■ **Data for analysis**:
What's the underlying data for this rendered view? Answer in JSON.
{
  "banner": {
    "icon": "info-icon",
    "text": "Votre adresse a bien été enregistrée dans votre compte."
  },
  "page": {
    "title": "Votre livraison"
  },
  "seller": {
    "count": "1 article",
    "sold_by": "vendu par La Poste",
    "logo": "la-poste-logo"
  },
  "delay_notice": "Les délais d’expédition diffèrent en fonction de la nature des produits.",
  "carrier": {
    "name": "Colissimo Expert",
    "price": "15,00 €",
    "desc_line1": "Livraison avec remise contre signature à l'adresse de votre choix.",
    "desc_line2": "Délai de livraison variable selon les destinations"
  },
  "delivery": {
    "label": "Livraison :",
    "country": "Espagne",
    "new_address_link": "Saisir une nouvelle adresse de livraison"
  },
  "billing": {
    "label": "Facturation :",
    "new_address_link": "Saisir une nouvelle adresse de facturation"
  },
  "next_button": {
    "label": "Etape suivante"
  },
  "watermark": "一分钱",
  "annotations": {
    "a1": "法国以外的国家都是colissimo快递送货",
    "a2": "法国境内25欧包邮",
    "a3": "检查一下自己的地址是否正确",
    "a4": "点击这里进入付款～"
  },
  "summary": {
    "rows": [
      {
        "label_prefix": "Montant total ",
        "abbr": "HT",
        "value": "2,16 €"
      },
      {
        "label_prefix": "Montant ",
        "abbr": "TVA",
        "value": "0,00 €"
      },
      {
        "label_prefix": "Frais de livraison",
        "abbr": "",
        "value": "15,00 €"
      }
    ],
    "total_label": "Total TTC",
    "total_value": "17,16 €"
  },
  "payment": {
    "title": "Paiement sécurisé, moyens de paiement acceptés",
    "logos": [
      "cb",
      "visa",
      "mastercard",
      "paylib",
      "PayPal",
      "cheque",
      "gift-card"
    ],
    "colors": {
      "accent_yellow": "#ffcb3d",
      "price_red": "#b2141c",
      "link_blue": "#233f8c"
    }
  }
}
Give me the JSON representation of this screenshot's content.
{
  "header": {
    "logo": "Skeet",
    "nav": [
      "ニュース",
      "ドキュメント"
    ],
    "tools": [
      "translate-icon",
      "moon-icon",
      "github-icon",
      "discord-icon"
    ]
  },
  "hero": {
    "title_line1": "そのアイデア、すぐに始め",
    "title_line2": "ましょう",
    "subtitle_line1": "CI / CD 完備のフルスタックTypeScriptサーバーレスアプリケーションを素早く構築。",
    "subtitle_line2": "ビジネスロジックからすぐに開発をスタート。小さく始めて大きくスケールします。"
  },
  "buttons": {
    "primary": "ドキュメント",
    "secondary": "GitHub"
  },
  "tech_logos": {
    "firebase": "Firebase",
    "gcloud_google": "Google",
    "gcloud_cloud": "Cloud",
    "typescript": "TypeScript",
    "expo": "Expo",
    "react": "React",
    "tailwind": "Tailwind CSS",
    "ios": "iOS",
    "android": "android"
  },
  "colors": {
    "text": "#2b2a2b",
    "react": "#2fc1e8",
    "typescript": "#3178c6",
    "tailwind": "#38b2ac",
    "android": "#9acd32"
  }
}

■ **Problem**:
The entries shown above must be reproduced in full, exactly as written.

■ **Answer to this exercise**:
What's the underlying data for this rendered view? Answer in JSON.
{
  "banner": {
    "icon": "info-icon",
    "text": "Votre adresse a bien été enregistrée dans votre compte."
  },
  "page": {
    "title": "Votre livraison"
  },
  "seller": {
    "count": "1 article",
    "sold_by": "vendu par La Poste",
    "logo": "la-poste-logo"
  },
  "delay_notice": "Les délais d’expédition diffèrent en fonction de la nature des produits.",
  "carrier": {
    "name": "Colissimo Expert",
    "price": "15,00 €",
    "desc_line1": "Livraison avec remise contre signature à l'adresse de votre choix.",
    "desc_line2": "Délai de livraison variable selon les destinations"
  },
  "delivery": {
    "label": "Livraison :",
    "country": "Espagne",
    "new_address_link": "Saisir une nouvelle adresse de livraison"
  },
  "billing": {
    "label": "Facturation :",
    "new_address_link": "Saisir une nouvelle adresse de facturation"
  },
  "next_button": {
    "label": "Etape suivante"
  },
  "watermark": "一分钱",
  "annotations": {
    "a1": "法国以外的国家都是colissimo快递送货",
    "a2": "法国境内25欧包邮",
    "a3": "检查一下自己的地址是否正确",
    "a4": "点击这里进入付款～"
  },
  "summary": {
    "rows": [
      {
        "label_prefix": "Montant total ",
        "abbr": "HT",
        "value": "2,16 €"
      },
      {
        "label_prefix": "Montant ",
        "abbr": "TVA",
        "value": "0,00 €"
      },
      {
        "label_prefix": "Frais de livraison",
        "abbr": "",
        "value": "15,00 €"
      }
    ],
    "total_label": "Total TTC",
    "total_value": "17,16 €"
  },
  "payment": {
    "title": "Paiement sécurisé, moyens de paiement acceptés",
    "logos": [
      "cb",
      "visa",
      "mastercard",
      "paylib",
      "PayPal",
      "cheque",
      "gift-card"
    ],
    "colors": {
      "accent_yellow": "#ffcb3d",
      "price_red": "#b2141c",
      "link_blue": "#233f8c"
    }
  }
}
Give me the JSON representation of this screenshot's content.
{
  "header": {
    "logo": "Skeet",
    "nav": [
      "ニュース",
      "ドキュメント"
    ],
    "tools": [
      "translate-icon",
      "moon-icon",
      "github-icon",
      "discord-icon"
    ]
  },
  "hero": {
    "title_line1": "そのアイデア、すぐに始め",
    "title_line2": "ましょう",
    "subtitle_line1": "CI / CD 完備のフルスタックTypeScriptサーバーレスアプリケーションを素早く構築。",
    "subtitle_line2": "ビジネスロジックからすぐに開発をスタート。小さく始めて大きくスケールします。"
  },
  "buttons": {
    "primary": "ドキュメント",
    "secondary": "GitHub"
  },
  "tech_logos": {
    "firebase": "Firebase",
    "gcloud_google": "Google",
    "gcloud_cloud": "Cloud",
    "typescript": "TypeScript",
    "expo": "Expo",
    "react": "React",
    "tailwind": "Tailwind CSS",
    "ios": "iOS",
    "android": "android"
  },
  "colors": {
    "text": "#2b2a2b",
    "react": "#2fc1e8",
    "typescript": "#3178c6",
    "tailwind": "#38b2ac",
    "android": "#9acd32"
  }
}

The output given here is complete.